◆ **Problem**: Search the data below for the string "html". Extract every line that contains it.

[Given records Boundary: Start]

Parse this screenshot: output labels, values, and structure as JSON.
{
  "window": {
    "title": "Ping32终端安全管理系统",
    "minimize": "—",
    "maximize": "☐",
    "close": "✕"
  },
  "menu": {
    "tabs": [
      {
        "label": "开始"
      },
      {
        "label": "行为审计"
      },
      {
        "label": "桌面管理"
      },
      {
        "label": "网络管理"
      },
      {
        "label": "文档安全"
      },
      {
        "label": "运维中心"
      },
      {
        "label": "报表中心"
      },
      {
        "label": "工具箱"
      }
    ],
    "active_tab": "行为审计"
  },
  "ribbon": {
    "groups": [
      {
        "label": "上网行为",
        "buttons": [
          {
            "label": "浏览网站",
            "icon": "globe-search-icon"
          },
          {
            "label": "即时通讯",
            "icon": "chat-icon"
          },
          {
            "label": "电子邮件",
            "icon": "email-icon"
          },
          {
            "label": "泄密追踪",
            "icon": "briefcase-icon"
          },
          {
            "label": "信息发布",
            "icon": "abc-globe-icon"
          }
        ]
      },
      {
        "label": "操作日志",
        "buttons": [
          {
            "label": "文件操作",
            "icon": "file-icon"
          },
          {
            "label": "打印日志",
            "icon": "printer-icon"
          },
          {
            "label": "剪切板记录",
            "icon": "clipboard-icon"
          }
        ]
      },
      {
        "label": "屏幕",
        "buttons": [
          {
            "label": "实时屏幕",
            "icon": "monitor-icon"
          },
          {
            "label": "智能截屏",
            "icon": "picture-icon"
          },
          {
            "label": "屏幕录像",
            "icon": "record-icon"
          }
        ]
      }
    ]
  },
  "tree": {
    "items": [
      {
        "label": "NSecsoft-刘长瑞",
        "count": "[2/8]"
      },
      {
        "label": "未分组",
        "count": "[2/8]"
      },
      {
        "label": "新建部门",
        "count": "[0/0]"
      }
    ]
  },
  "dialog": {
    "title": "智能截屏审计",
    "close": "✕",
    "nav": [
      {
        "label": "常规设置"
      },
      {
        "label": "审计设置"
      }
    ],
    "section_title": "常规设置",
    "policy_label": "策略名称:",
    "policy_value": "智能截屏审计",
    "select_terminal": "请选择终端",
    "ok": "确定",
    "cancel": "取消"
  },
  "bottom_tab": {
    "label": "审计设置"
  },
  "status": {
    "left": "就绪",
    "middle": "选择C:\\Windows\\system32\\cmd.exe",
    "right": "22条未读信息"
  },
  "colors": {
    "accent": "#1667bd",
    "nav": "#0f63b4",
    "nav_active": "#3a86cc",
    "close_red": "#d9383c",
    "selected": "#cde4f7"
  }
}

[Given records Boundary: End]
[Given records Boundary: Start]

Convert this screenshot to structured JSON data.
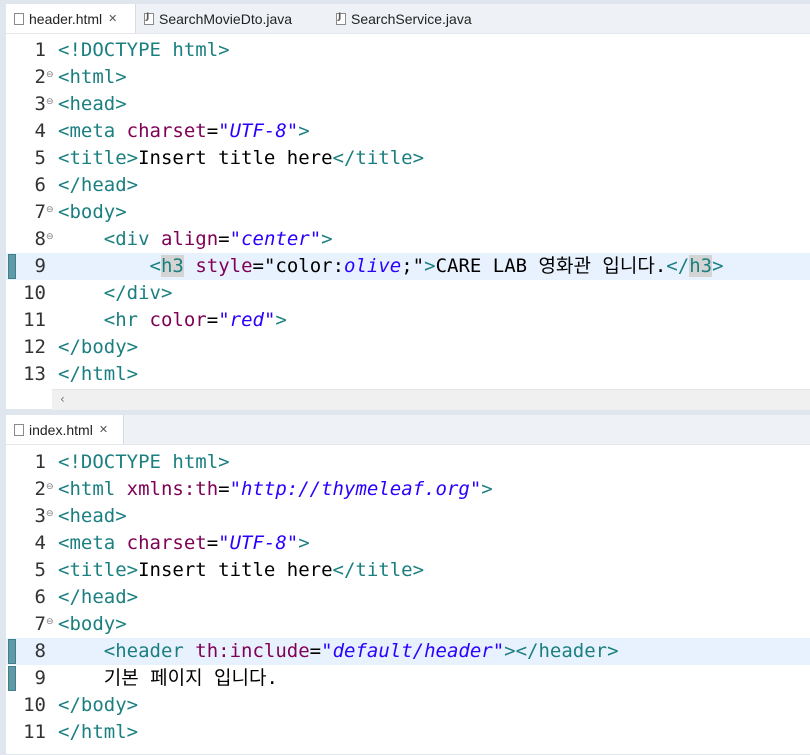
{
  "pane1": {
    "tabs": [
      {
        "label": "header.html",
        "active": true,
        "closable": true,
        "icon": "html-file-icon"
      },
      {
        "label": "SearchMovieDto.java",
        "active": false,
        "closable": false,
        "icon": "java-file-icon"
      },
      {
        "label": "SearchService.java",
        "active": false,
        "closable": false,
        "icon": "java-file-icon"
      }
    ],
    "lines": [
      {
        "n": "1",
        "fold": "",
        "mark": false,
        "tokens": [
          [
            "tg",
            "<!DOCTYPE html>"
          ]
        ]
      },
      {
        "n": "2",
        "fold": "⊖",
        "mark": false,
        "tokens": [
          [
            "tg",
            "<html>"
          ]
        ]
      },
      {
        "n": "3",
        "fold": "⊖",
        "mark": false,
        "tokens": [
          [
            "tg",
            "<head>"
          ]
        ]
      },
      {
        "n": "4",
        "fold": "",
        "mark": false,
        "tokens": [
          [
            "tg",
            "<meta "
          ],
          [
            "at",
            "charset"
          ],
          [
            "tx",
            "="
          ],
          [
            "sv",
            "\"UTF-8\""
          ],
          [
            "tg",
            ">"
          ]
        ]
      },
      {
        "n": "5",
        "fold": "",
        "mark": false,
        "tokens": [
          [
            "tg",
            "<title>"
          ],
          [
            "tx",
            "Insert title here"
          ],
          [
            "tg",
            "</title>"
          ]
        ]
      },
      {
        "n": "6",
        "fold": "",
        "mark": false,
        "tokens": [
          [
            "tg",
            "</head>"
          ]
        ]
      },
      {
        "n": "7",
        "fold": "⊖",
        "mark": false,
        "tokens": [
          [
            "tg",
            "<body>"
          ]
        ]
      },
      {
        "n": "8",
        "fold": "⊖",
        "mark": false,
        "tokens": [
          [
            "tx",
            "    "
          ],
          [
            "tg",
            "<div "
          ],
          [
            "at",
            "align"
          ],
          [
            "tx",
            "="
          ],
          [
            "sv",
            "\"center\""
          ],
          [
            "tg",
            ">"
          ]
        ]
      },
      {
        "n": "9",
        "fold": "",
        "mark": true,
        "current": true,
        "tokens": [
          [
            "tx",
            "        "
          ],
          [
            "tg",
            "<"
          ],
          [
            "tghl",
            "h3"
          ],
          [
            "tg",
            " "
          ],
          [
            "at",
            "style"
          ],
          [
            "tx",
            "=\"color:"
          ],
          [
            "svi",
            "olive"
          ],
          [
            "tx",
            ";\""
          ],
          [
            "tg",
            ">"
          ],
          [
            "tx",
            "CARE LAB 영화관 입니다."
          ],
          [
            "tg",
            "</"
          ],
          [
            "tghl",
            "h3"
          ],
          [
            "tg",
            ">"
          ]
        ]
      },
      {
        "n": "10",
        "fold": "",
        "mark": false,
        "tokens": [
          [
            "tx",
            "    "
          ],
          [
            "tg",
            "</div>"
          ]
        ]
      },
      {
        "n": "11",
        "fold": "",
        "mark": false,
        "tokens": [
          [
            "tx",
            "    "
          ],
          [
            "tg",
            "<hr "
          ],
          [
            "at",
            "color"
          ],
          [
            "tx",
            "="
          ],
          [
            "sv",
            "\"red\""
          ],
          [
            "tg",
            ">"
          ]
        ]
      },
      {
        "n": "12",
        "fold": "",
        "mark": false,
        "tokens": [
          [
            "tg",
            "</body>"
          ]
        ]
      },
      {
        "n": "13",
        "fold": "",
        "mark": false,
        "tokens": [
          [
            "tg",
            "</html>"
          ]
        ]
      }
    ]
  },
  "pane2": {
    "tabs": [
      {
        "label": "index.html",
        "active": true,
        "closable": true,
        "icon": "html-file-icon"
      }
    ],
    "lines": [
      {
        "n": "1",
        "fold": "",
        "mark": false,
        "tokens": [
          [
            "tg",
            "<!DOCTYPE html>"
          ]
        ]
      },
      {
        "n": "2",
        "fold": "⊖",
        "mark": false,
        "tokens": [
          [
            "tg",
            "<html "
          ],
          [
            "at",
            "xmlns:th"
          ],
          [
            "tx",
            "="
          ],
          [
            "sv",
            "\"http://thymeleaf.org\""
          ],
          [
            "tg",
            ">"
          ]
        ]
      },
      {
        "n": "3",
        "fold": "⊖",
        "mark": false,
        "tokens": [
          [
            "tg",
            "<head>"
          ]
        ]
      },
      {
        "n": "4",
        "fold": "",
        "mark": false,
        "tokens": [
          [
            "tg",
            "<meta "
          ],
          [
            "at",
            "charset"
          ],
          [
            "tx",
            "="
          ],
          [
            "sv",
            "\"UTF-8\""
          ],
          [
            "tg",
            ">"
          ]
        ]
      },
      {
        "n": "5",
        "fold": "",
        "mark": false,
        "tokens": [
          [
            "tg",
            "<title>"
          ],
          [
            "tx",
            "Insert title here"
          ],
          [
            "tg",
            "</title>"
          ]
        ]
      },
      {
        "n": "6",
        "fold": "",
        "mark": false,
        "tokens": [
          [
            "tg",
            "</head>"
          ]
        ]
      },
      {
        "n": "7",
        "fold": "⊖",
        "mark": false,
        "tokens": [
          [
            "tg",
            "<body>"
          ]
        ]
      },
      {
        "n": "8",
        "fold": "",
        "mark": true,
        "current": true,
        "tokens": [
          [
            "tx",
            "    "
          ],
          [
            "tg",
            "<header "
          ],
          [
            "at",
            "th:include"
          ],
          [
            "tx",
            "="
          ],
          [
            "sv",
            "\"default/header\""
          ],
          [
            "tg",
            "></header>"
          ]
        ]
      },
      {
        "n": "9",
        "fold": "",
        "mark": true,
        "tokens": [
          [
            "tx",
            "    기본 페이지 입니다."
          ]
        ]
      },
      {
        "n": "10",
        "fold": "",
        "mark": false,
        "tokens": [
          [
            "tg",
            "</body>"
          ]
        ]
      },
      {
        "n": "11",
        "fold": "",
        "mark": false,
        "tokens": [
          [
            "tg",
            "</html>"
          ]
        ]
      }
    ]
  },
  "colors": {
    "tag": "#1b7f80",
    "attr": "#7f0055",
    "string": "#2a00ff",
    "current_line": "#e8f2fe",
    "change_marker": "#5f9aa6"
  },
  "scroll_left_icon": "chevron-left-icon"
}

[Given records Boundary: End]

◆ **Solved exercise**:
        "label": "header.html",
        "icon": "html-file-icon"
            "<!DOCTYPE html>"
            "<html>"
            "</html>"
        "label": "index.html",
        "icon": "html-file-icon"
            "<!DOCTYPE html>"
            "<html "
            "</html>"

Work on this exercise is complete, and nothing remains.